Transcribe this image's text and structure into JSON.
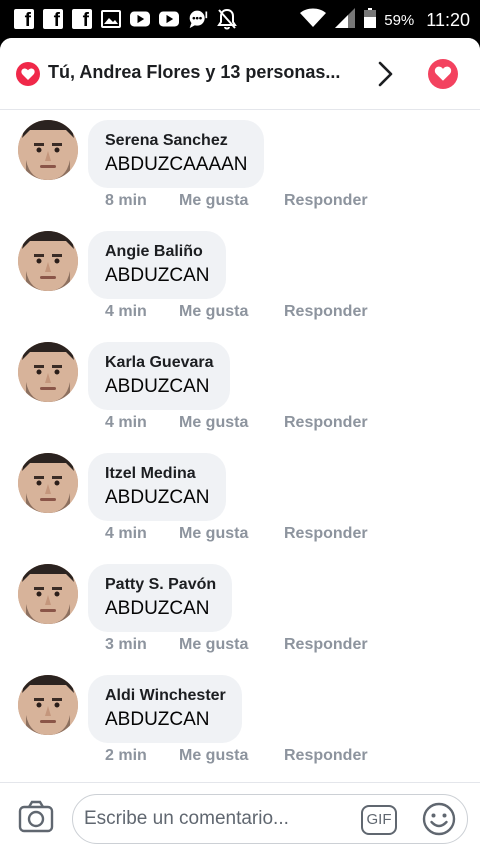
{
  "status_bar": {
    "battery_percent": "59%",
    "time": "11:20",
    "icons": [
      "facebook-notification-icon",
      "facebook-notification-icon",
      "facebook-notification-icon",
      "image-icon",
      "youtube-icon",
      "youtube-icon",
      "chat-icon",
      "silent-notification-icon",
      "wifi-icon",
      "signal-icon",
      "battery-icon"
    ]
  },
  "header": {
    "reactions_text": "Tú, Andrea Flores y 13 personas...",
    "reaction_icon": "heart-icon",
    "chevron_icon": "chevron-right-icon",
    "react_button_icon": "heart-icon"
  },
  "comments": [
    {
      "name": "Serena Sanchez",
      "text": "ABDUZCAAAAN",
      "time": "8 min",
      "like_label": "Me gusta",
      "reply_label": "Responder"
    },
    {
      "name": "Angie Baliño",
      "text": "ABDUZCAN",
      "time": "4 min",
      "like_label": "Me gusta",
      "reply_label": "Responder"
    },
    {
      "name": "Karla Guevara",
      "text": "ABDUZCAN",
      "time": "4 min",
      "like_label": "Me gusta",
      "reply_label": "Responder"
    },
    {
      "name": "Itzel Medina",
      "text": "ABDUZCAN",
      "time": "4 min",
      "like_label": "Me gusta",
      "reply_label": "Responder"
    },
    {
      "name": "Patty S. Pavón",
      "text": "ABDUZCAN",
      "time": "3 min",
      "like_label": "Me gusta",
      "reply_label": "Responder"
    },
    {
      "name": "Aldi Winchester",
      "text": "ABDUZCAN",
      "time": "2 min",
      "like_label": "Me gusta",
      "reply_label": "Responder"
    }
  ],
  "composer": {
    "placeholder": "Escribe un comentario...",
    "gif_label": "GIF",
    "camera_icon": "camera-icon",
    "emoji_icon": "emoji-icon"
  },
  "colors": {
    "heart": "#f02849",
    "bubble": "#f0f2f5",
    "meta_text": "#8d949e"
  }
}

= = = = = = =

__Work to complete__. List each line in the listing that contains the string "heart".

__Solution__.
    "reaction_icon": "heart-icon",
    "react_button_icon": "heart-icon"
    "heart": "#f02849",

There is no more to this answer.